[Day 1737 2019-06-28]
Lesson 14-2 The Butterfly Effect
Suppose every sensor gives perfectly accurate readings of temperature, pressure, humidity, and any other quantity a meteorologist would want. Precisely at noon an infinitely powerful computer takes all the data and calculates what will happen at each point at 12.01, then 12.02, then 12.03...
The computer will still be unable to predict whether Princeton, New Jersey, will have sun or rain on a day one month away. At noon the spaces between the sensors will hide fluctuations that the computer will not know about, tiny deviations from the average. By 12.01, those fluctuations will already have created small errors one foot away. Soon the errors will have multiplied to the ten-foot scale, and so on up to the size of the globe.
[Day 1738 2019-06-29]
Lesson 15-1 Secrecy in industry 工业中的秘密

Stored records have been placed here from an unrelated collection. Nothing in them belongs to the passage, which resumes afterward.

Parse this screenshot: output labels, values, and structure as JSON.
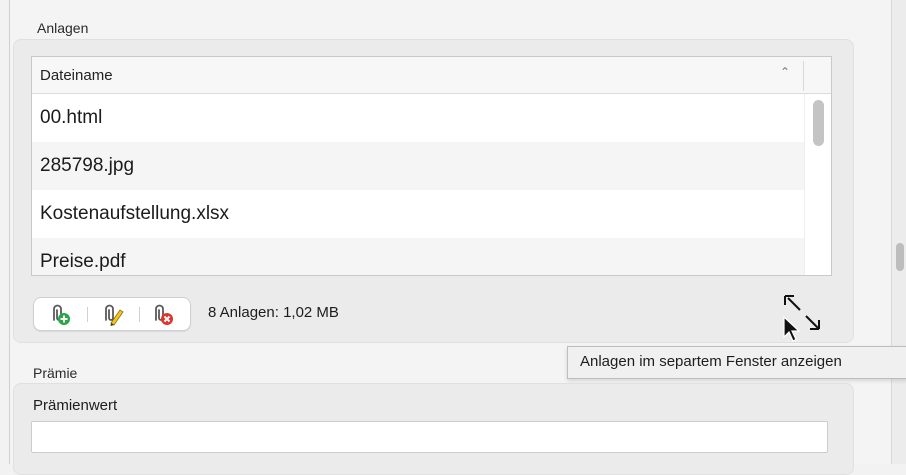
{
  "attachments_section": {
    "label": "Anlagen",
    "table": {
      "column_header": "Dateiname",
      "sort_icon": "chevron-up-icon",
      "rows": [
        "00.html",
        "285798.jpg",
        "Kostenaufstellung.xlsx",
        "Preise.pdf"
      ]
    },
    "toolbar": {
      "add_icon": "paperclip-add-icon",
      "edit_icon": "paperclip-edit-icon",
      "remove_icon": "paperclip-remove-icon"
    },
    "summary": "8 Anlagen: 1,02 MB",
    "expand_icon": "expand-arrows-icon",
    "tooltip": "Anlagen im separtem Fenster anzeigen"
  },
  "premium_section": {
    "label": "Prämie",
    "field_label": "Prämienwert",
    "field_value": ""
  },
  "colors": {
    "add_green": "#2aa54a",
    "remove_red": "#e0352b",
    "edit_yellow": "#f3c623",
    "paperclip_gray": "#5a5a5a"
  }
}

Two factors weigh heavily against the effectiveness of scientific research in industry. One is the general atmosphere of secrecy in which it is carried out, the other the lack of freedom of the individual research worker. In so far as any inquiry is a secret one, it naturally limits all those engaged in carrying it out from effective contact with their fellow scientists either in other countries or in universities, or even, often enough, in other departments of the same firm. The degree of secrecy naturally varies considerably. Some of the bigger firms are engaged in researches which are of such general and fundamental nature that it is a positive advantage to them not to keep them secret.